with it, laughs at the way your body shakes
as you try to root yourself to land.

Forget your manners. Sweetness
is an irritation. You’re going to rupture
everything. Look at weather: clouds
and ocean, all those things
that spiral out
of what you call control.

 

Why keep a seed a seed?
Everything’s a seed.

*
That tide bulling at your ankles
has a message: look—the sea’s
not kidding around. In those rhythmic
bursts, the constant tug, the flat
sand you stepped into now conforms
exactly to your foot. Seconds later,
all that will be washed away.

Earth gets the proportions even righter
than our bodies: more than half the planet pulled
by something other than itself.

We forget, on land,
until the sea within
ruptures.

*

Maybe because they remembered the smell, the wild
horses of the Camargue come down to the sea.

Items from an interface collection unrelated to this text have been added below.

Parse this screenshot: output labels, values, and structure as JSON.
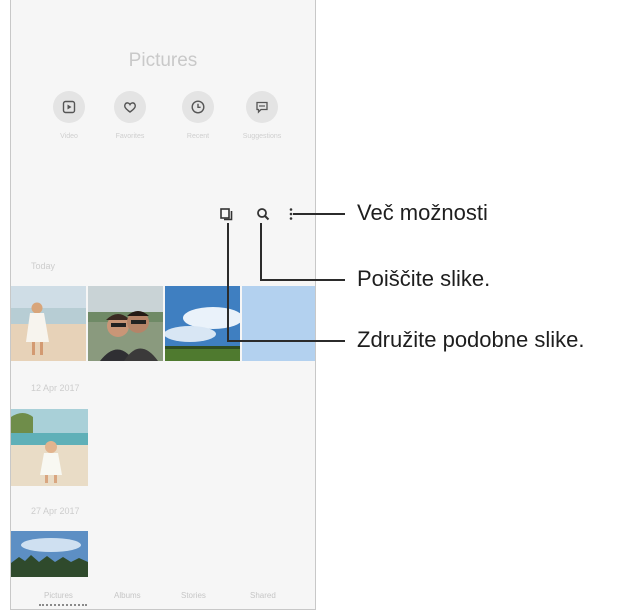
{
  "app": {
    "title": "Pictures"
  },
  "quick_actions": [
    {
      "label": "Video",
      "icon": "video-icon"
    },
    {
      "label": "Favorites",
      "icon": "heart-icon"
    },
    {
      "label": "Recent",
      "icon": "clock-icon"
    },
    {
      "label": "Suggestions",
      "icon": "suggestions-icon"
    }
  ],
  "toolbar": {
    "icons": [
      "group-similar-icon",
      "search-icon",
      "more-options-icon"
    ]
  },
  "sections": [
    {
      "date": "Today"
    },
    {
      "date": "12 Apr 2017"
    },
    {
      "date": "27 Apr 2017"
    }
  ],
  "bottom_tabs": [
    "Pictures",
    "Albums",
    "Stories",
    "Shared"
  ],
  "callouts": {
    "more_options": "Več možnosti",
    "search": "Poiščite slike.",
    "group_similar": "Združite podobne slike."
  }
}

Maybe because they remember the way it felt
to be surrounded by the fluid of another
filled with the pulse of its own giant life,

even their manes—curling into a froth of wind—
echo waves and yes, their nostrils flare—
they cannot help it.

Listen: you can hear it in the echo of your pulse:

The black mares pound the night beach.
The black mer pounds the night.

 

Yard Work

I’ll clear the old, putrid fruit,
the carcasses of bees where oranges have fallen
and the drying turds the dogs have dropped.
I’ll sweep away the fallen avocado leaves
grown snowy with their infestations,
snip the stems of toppled flowers, toss them.
I’ll yank he hose across the grass,
turn the rusty faucet,
let the lawn moisten
to a loose, runny black.
I’ll water the rosemary
till I can smell it on my fingers.
Time to grab the trowel.
Time to dig.
To take off the gloves.
Let the handle callous the palm.
Time to fill the fingernails
with dirt.
Time to brush the trickle from your forehead.
Time to plant the bulb,
to fill the hole with loam and water,
covering the roots.
Time to join the soil to soil
until the night is jasmine
and a thickness like a scent of lilies
rises off the bed;
until the stalks of the naked ladies fall to the ground,
twisting on their roots;
until our broken fists lie blooming.